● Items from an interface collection
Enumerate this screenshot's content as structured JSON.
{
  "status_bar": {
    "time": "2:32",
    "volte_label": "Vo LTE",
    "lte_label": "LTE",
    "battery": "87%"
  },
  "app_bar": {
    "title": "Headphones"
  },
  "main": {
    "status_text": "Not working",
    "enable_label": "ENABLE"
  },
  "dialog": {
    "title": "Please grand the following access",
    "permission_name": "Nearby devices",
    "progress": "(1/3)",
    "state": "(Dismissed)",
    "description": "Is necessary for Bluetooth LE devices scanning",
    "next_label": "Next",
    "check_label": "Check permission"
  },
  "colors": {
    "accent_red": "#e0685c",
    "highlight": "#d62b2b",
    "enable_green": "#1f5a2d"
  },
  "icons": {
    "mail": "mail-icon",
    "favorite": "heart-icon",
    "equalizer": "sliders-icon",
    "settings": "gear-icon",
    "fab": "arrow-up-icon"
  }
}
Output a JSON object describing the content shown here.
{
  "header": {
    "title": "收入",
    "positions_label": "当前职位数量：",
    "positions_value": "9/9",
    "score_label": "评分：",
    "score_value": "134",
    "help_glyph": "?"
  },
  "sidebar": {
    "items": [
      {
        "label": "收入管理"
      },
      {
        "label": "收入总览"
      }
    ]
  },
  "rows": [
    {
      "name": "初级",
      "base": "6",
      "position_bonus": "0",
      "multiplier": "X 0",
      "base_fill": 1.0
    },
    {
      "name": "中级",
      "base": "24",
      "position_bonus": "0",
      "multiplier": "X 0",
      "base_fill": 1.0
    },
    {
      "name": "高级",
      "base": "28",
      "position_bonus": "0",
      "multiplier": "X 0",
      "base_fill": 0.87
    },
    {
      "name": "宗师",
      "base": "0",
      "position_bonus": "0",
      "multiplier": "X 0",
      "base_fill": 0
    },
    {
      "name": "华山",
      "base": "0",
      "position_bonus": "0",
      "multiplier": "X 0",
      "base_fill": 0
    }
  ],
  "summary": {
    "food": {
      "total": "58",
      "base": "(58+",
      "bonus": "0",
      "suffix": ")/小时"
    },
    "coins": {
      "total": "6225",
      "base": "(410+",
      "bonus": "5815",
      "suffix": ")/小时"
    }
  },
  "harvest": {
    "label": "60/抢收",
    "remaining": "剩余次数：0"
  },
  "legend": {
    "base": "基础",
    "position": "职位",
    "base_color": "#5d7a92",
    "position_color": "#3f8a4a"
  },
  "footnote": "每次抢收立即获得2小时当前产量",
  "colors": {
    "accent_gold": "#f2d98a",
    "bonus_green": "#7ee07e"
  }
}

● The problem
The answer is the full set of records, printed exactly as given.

● Output for this task
Enumerate this screenshot's content as structured JSON.
{
  "status_bar": {
    "time": "2:32",
    "volte_label": "Vo LTE",
    "lte_label": "LTE",
    "battery": "87%"
  },
  "app_bar": {
    "title": "Headphones"
  },
  "main": {
    "status_text": "Not working",
    "enable_label": "ENABLE"
  },
  "dialog": {
    "title": "Please grand the following access",
    "permission_name": "Nearby devices",
    "progress": "(1/3)",
    "state": "(Dismissed)",
    "description": "Is necessary for Bluetooth LE devices scanning",
    "next_label": "Next",
    "check_label": "Check permission"
  },
  "colors": {
    "accent_red": "#e0685c",
    "highlight": "#d62b2b",
    "enable_green": "#1f5a2d"
  },
  "icons": {
    "mail": "mail-icon",
    "favorite": "heart-icon",
    "equalizer": "sliders-icon",
    "settings": "gear-icon",
    "fab": "arrow-up-icon"
  }
}
Output a JSON object describing the content shown here.
{
  "header": {
    "title": "收入",
    "positions_label": "当前职位数量：",
    "positions_value": "9/9",
    "score_label": "评分：",
    "score_value": "134",
    "help_glyph": "?"
  },
  "sidebar": {
    "items": [
      {
        "label": "收入管理"
      },
      {
        "label": "收入总览"
      }
    ]
  },
  "rows": [
    {
      "name": "初级",
      "base": "6",
      "position_bonus": "0",
      "multiplier": "X 0",
      "base_fill": 1.0
    },
    {
      "name": "中级",
      "base": "24",
      "position_bonus": "0",
      "multiplier": "X 0",
      "base_fill": 1.0
    },
    {
      "name": "高级",
      "base": "28",
      "position_bonus": "0",
      "multiplier": "X 0",
      "base_fill": 0.87
    },
    {
      "name": "宗师",
      "base": "0",
      "position_bonus": "0",
      "multiplier": "X 0",
      "base_fill": 0
    },
    {
      "name": "华山",
      "base": "0",
      "position_bonus": "0",
      "multiplier": "X 0",
      "base_fill": 0
    }
  ],
  "summary": {
    "food": {
      "total": "58",
      "base": "(58+",
      "bonus": "0",
      "suffix": ")/小时"
    },
    "coins": {
      "total": "6225",
      "base": "(410+",
      "bonus": "5815",
      "suffix": ")/小时"
    }
  },
  "harvest": {
    "label": "60/抢收",
    "remaining": "剩余次数：0"
  },
  "legend": {
    "base": "基础",
    "position": "职位",
    "base_color": "#5d7a92",
    "position_color": "#3f8a4a"
  },
  "footnote": "每次抢收立即获得2小时当前产量",
  "colors": {
    "accent_gold": "#f2d98a",
    "bonus_green": "#7ee07e"
  }
}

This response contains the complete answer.